The pricey ultra-high-tech "Hitomi" - or eye - was launched in February to find X-rays emanating from black holes and galaxy clusters.

But in March researchers said they had lost control of the satellite and after desperate attempts to re-establish communication gave up their salvage effort the following month.

Though a major disappointment, scientists say the endeavour was not a total flop: Hitomi's quarter-of-a-billion dollar kit managed to observe the Perseus galaxy cluster, some 250 million light years from Earth, with its X-ray spectrometer.

The satellite "observed movement of gas at the cluster's heart for the first time," the Japan Aerospace Exploration Agency said in a statement on Thursday.

"With the observed data, we learnt that the movement of the gas was remarkably quiescent," added JAXA, the NASA of Japan.

The data means that "the dynamics of the pervasive hot gas at the galaxy cluster" need to be reassessed, JAXA said.

The X-ray observation showed hot gases between galaxies in the Perseus cluster moving at a speed of about 150km per second, much slower than many expected, which the researchers called a "surprising" conclusion.

The findings by the consortium of international scientists, including from JAXA, were published in the journal Nature.

The satellite, developed in collaboration with the US National Aeronautics and Space Administration and other groups, was intended to help unlock the mystery of black holes, phenomena that have never been directly observed.

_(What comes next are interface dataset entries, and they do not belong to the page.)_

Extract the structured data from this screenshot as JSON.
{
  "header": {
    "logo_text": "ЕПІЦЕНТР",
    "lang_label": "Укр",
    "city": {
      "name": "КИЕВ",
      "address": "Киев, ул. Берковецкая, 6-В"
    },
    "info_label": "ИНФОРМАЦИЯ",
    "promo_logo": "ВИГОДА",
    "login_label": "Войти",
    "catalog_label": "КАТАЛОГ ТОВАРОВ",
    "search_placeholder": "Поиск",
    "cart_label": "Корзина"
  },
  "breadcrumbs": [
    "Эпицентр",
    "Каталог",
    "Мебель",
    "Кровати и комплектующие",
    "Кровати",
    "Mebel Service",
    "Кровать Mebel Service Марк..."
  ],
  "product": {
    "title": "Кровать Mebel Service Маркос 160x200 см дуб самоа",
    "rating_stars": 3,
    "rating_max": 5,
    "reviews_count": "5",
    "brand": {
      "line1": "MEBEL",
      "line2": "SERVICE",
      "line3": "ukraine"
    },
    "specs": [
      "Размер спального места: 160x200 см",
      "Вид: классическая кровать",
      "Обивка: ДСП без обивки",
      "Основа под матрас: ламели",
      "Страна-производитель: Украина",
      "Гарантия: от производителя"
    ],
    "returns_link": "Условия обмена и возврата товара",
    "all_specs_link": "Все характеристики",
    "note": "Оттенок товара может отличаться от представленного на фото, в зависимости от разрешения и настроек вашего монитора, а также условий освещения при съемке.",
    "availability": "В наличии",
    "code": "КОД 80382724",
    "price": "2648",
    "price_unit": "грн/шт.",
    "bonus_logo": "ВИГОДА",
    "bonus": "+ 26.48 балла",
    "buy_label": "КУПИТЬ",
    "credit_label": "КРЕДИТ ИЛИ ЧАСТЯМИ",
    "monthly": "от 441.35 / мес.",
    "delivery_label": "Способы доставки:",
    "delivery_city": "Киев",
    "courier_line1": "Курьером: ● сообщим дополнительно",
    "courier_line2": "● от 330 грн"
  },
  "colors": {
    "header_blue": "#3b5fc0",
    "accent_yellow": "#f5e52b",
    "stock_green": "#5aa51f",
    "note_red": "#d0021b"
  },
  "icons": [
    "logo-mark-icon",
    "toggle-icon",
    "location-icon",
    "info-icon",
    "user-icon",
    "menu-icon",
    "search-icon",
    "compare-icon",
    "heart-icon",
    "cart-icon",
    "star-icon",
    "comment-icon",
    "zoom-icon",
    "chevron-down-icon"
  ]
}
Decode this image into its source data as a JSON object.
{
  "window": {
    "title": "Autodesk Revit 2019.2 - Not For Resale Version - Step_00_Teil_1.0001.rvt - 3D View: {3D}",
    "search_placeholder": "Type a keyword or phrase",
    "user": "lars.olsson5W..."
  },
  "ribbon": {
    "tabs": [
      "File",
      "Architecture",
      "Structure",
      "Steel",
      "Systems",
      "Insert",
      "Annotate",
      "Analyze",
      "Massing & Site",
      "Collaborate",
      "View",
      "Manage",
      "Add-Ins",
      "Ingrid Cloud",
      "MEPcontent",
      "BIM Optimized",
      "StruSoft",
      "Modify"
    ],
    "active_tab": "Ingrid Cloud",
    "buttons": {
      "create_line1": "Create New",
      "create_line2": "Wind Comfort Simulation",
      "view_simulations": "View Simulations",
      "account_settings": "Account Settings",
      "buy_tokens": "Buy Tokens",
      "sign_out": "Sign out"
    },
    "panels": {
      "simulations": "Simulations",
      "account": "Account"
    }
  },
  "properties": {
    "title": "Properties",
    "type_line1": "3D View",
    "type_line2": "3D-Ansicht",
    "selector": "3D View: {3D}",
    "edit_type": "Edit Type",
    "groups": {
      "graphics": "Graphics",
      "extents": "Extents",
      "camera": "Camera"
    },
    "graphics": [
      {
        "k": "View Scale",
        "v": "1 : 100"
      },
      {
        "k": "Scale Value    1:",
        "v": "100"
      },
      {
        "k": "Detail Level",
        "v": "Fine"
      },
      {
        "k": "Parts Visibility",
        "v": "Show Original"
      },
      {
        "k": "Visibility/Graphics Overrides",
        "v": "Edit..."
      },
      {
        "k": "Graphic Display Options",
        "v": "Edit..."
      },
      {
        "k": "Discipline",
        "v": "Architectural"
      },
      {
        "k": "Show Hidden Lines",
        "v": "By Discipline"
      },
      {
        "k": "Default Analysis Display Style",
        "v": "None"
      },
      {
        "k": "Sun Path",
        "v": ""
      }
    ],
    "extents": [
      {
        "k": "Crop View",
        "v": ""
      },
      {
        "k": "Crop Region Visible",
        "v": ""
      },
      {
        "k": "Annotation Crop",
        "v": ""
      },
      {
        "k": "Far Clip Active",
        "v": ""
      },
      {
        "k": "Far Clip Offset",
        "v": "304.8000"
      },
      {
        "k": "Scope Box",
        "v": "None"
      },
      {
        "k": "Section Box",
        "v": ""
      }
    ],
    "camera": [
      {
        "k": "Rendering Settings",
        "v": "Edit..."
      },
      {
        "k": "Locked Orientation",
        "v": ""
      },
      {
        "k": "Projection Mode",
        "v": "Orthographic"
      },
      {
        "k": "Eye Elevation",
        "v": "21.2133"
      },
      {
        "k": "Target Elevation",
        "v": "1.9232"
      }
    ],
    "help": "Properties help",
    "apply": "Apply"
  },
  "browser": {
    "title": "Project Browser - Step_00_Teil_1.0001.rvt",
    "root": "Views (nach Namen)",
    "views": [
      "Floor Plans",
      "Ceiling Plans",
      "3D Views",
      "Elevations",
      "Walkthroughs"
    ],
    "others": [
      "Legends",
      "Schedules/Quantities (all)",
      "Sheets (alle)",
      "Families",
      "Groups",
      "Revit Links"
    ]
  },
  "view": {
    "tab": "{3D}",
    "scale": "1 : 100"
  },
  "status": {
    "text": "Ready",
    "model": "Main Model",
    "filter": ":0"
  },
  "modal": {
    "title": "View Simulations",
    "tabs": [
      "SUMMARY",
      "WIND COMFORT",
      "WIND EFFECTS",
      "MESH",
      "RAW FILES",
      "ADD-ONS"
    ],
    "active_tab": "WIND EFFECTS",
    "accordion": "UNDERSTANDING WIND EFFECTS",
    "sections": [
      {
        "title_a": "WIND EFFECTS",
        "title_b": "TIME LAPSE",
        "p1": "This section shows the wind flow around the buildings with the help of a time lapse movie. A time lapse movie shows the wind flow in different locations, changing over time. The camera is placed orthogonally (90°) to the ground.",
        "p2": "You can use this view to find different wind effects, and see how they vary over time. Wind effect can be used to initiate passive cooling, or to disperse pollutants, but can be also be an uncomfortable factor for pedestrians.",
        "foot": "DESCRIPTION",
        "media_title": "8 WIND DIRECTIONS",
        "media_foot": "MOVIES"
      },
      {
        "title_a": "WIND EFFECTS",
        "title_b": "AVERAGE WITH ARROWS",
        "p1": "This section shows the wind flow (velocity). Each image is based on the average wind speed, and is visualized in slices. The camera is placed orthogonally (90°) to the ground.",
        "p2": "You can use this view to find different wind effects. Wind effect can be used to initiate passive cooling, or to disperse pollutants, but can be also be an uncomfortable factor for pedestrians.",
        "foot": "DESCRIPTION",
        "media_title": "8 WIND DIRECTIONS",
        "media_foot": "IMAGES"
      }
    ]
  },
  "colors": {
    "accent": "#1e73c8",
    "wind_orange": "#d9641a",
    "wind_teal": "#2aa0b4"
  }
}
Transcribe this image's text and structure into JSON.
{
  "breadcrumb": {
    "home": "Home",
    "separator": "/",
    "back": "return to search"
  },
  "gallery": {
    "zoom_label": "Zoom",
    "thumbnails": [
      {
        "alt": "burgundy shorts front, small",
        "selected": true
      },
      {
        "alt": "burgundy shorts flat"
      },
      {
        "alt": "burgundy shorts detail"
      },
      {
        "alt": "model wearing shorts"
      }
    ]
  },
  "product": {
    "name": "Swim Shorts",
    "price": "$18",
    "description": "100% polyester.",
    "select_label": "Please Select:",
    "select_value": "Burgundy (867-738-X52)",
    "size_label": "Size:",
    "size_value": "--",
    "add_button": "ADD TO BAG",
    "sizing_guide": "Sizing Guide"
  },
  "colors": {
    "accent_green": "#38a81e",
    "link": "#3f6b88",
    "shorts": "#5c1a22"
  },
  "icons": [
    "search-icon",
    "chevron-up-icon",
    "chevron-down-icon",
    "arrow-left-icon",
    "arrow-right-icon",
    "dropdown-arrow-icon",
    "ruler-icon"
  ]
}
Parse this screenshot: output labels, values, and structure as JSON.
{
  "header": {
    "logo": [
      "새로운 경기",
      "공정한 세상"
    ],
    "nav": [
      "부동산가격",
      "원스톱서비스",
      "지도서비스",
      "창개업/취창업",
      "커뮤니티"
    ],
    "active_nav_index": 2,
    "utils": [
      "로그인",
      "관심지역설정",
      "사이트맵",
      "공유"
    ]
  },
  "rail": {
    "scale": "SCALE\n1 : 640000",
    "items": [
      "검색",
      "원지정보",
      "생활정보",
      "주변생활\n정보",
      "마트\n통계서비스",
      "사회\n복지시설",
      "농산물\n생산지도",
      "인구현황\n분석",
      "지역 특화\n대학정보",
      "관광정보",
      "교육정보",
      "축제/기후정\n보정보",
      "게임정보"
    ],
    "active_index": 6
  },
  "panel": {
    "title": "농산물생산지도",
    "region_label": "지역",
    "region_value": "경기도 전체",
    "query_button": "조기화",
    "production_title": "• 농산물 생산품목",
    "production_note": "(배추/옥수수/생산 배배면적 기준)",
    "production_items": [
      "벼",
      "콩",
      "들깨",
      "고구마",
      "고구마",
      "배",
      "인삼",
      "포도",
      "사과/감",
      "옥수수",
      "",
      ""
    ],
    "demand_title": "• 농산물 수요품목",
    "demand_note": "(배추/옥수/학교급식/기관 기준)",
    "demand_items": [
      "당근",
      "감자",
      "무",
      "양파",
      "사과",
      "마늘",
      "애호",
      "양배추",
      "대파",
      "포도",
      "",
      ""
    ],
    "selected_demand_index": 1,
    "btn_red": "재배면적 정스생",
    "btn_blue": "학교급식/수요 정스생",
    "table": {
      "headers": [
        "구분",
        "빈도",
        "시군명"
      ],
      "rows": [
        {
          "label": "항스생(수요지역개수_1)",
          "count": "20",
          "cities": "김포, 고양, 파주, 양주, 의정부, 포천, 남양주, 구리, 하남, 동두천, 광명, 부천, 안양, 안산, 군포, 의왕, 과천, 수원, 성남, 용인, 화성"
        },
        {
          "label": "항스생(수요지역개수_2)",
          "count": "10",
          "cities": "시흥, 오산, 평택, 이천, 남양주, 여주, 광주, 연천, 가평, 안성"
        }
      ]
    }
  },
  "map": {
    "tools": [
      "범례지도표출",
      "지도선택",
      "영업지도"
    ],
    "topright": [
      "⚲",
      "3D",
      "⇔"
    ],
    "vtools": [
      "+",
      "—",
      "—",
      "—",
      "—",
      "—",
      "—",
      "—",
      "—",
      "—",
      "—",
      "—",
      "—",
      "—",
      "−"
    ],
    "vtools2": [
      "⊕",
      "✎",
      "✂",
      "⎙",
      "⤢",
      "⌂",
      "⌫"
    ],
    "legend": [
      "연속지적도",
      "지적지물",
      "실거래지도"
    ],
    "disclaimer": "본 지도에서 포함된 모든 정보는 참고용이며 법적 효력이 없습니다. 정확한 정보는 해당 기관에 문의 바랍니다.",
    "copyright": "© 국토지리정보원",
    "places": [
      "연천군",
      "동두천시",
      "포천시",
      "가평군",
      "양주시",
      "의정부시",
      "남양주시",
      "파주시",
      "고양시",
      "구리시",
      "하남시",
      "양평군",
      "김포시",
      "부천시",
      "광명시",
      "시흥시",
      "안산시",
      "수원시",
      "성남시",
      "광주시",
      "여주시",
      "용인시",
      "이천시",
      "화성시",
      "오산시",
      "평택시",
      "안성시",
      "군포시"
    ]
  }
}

Scientists believe they are huge collapsed stars whose enormous gravitational pull is so strong that nothing can escape.

The satellite was ferried to space from a launch centre in southern Japan.

Japan has a highly developed space programme and has achieved successes in both scientific and commercial satellite launches.

The country's astronauts have gone on numerous space shuttle and International Space Station missions, with a Japanese crew member heading joining a mission to the latter that departed on Thursday.

Read more on:    nasa  |  japan  |  space

Join the conversation!

24.com encourages commentary submitted via MyNews24. Contributions of 200 words or more will be considered for publication.

We reserve editorial discretion to decide what will be published.
Read our comments policy for guidelines on contributions.

Inside News24

 
/News

Book flights

Compare, Book, Fly

Traffic Alerts
There are new stories on the homepage. Click here to see them.
 
English
Afrikaans
isiZulu

Hello 

Create Profile

Creating your profile will enable you to submit photos and stories to get published on News24.


Please provide a username for your profile page:

This username must be unique, cannot be edited and will be used in the URL to your profile page across the entire 24.com network.

Settings

Location Settings

News24 allows you to edit the display of certain components based on a location. If you wish to personalise the page based on your preferences, please select a location for each component and click "Submit" in order for the changes to take affect.




Facebook Sign-In

Hi News addict,

Join the News24 Community to be involved in breaking the news.

Log in with Facebook to comment and personalise news, weather and listings.